**Problem description:** For this exercise, write out each entry below exactly as it reads.

**The records:**

[Start of section]

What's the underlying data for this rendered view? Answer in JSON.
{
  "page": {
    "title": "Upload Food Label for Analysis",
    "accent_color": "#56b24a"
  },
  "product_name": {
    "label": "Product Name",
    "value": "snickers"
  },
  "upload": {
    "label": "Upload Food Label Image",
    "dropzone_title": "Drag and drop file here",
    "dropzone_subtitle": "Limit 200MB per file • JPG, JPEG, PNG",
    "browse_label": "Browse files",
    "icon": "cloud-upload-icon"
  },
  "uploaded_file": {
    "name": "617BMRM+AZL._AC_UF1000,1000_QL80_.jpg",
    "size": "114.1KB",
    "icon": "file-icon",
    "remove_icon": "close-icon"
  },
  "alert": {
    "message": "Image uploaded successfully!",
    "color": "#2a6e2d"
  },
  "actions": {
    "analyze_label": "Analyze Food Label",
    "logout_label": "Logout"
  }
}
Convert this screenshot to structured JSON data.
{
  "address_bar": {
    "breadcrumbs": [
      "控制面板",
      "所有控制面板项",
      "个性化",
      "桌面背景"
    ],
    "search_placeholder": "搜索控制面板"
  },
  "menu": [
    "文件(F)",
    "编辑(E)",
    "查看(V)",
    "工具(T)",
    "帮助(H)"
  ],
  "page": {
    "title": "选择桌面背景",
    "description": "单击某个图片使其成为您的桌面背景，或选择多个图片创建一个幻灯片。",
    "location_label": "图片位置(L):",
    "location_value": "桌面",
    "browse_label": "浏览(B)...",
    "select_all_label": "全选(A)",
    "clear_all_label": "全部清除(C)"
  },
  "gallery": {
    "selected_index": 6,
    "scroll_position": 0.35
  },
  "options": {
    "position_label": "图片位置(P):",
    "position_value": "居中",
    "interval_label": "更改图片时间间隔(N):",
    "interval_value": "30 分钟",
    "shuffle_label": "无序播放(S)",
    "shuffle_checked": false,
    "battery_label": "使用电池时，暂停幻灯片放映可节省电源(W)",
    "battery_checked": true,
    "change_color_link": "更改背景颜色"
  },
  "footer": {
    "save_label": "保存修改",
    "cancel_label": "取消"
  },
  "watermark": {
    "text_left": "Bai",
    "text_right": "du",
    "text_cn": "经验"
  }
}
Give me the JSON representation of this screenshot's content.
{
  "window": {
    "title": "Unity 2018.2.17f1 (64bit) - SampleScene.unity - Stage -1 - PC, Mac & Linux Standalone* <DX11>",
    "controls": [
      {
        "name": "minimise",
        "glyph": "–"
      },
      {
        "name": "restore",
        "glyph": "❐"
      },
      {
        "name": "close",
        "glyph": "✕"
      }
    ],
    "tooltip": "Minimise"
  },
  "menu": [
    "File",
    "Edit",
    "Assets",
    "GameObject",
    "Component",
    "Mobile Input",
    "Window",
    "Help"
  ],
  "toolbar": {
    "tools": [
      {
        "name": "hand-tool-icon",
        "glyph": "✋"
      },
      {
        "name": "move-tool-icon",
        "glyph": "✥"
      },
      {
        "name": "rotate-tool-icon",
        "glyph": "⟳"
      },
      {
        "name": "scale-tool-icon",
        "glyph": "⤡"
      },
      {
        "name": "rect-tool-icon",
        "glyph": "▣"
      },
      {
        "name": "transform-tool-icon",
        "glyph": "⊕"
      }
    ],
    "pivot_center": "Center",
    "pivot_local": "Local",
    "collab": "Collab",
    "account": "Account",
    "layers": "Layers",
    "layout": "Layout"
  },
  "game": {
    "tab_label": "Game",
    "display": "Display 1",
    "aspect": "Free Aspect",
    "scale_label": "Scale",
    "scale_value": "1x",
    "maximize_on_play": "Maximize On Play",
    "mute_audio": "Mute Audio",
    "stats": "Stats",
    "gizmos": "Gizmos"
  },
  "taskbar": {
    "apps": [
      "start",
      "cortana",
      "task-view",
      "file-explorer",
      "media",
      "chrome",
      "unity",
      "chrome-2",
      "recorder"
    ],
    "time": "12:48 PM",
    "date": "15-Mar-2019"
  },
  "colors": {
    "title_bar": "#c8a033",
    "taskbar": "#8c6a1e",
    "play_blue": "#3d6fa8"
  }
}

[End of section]

**Solution for this task:**
What's the underlying data for this rendered view? Answer in JSON.
{
  "page": {
    "title": "Upload Food Label for Analysis",
    "accent_color": "#56b24a"
  },
  "product_name": {
    "label": "Product Name",
    "value": "snickers"
  },
  "upload": {
    "label": "Upload Food Label Image",
    "dropzone_title": "Drag and drop file here",
    "dropzone_subtitle": "Limit 200MB per file • JPG, JPEG, PNG",
    "browse_label": "Browse files",
    "icon": "cloud-upload-icon"
  },
  "uploaded_file": {
    "name": "617BMRM+AZL._AC_UF1000,1000_QL80_.jpg",
    "size": "114.1KB",
    "icon": "file-icon",
    "remove_icon": "close-icon"
  },
  "alert": {
    "message": "Image uploaded successfully!",
    "color": "#2a6e2d"
  },
  "actions": {
    "analyze_label": "Analyze Food Label",
    "logout_label": "Logout"
  }
}
Convert this screenshot to structured JSON data.
{
  "address_bar": {
    "breadcrumbs": [
      "控制面板",
      "所有控制面板项",
      "个性化",
      "桌面背景"
    ],
    "search_placeholder": "搜索控制面板"
  },
  "menu": [
    "文件(F)",
    "编辑(E)",
    "查看(V)",
    "工具(T)",
    "帮助(H)"
  ],
  "page": {
    "title": "选择桌面背景",
    "description": "单击某个图片使其成为您的桌面背景，或选择多个图片创建一个幻灯片。",
    "location_label": "图片位置(L):",
    "location_value": "桌面",
    "browse_label": "浏览(B)...",
    "select_all_label": "全选(A)",
    "clear_all_label": "全部清除(C)"
  },
  "gallery": {
    "selected_index": 6,
    "scroll_position": 0.35
  },
  "options": {
    "position_label": "图片位置(P):",
    "position_value": "居中",
    "interval_label": "更改图片时间间隔(N):",
    "interval_value": "30 分钟",
    "shuffle_label": "无序播放(S)",
    "shuffle_checked": false,
    "battery_label": "使用电池时，暂停幻灯片放映可节省电源(W)",
    "battery_checked": true,
    "change_color_link": "更改背景颜色"
  },
  "footer": {
    "save_label": "保存修改",
    "cancel_label": "取消"
  },
  "watermark": {
    "text_left": "Bai",
    "text_right": "du",
    "text_cn": "经验"
  }
}
Give me the JSON representation of this screenshot's content.
{
  "window": {
    "title": "Unity 2018.2.17f1 (64bit) - SampleScene.unity - Stage -1 - PC, Mac & Linux Standalone* <DX11>",
    "controls": [
      {
        "name": "minimise",
        "glyph": "–"
      },
      {
        "name": "restore",
        "glyph": "❐"
      },
      {
        "name": "close",
        "glyph": "✕"
      }
    ],
    "tooltip": "Minimise"
  },
  "menu": [
    "File",
    "Edit",
    "Assets",
    "GameObject",
    "Component",
    "Mobile Input",
    "Window",
    "Help"
  ],
  "toolbar": {
    "tools": [
      {
        "name": "hand-tool-icon",
        "glyph": "✋"
      },
      {
        "name": "move-tool-icon",
        "glyph": "✥"
      },
      {
        "name": "rotate-tool-icon",
        "glyph": "⟳"
      },
      {
        "name": "scale-tool-icon",
        "glyph": "⤡"
      },
      {
        "name": "rect-tool-icon",
        "glyph": "▣"
      },
      {
        "name": "transform-tool-icon",
        "glyph": "⊕"
      }
    ],
    "pivot_center": "Center",
    "pivot_local": "Local",
    "collab": "Collab",
    "account": "Account",
    "layers": "Layers",
    "layout": "Layout"
  },
  "game": {
    "tab_label": "Game",
    "display": "Display 1",
    "aspect": "Free Aspect",
    "scale_label": "Scale",
    "scale_value": "1x",
    "maximize_on_play": "Maximize On Play",
    "mute_audio": "Mute Audio",
    "stats": "Stats",
    "gizmos": "Gizmos"
  },
  "taskbar": {
    "apps": [
      "start",
      "cortana",
      "task-view",
      "file-explorer",
      "media",
      "chrome",
      "unity",
      "chrome-2",
      "recorder"
    ],
    "time": "12:48 PM",
    "date": "15-Mar-2019"
  },
  "colors": {
    "title_bar": "#c8a033",
    "taskbar": "#8c6a1e",
    "play_blue": "#3d6fa8"
  }
}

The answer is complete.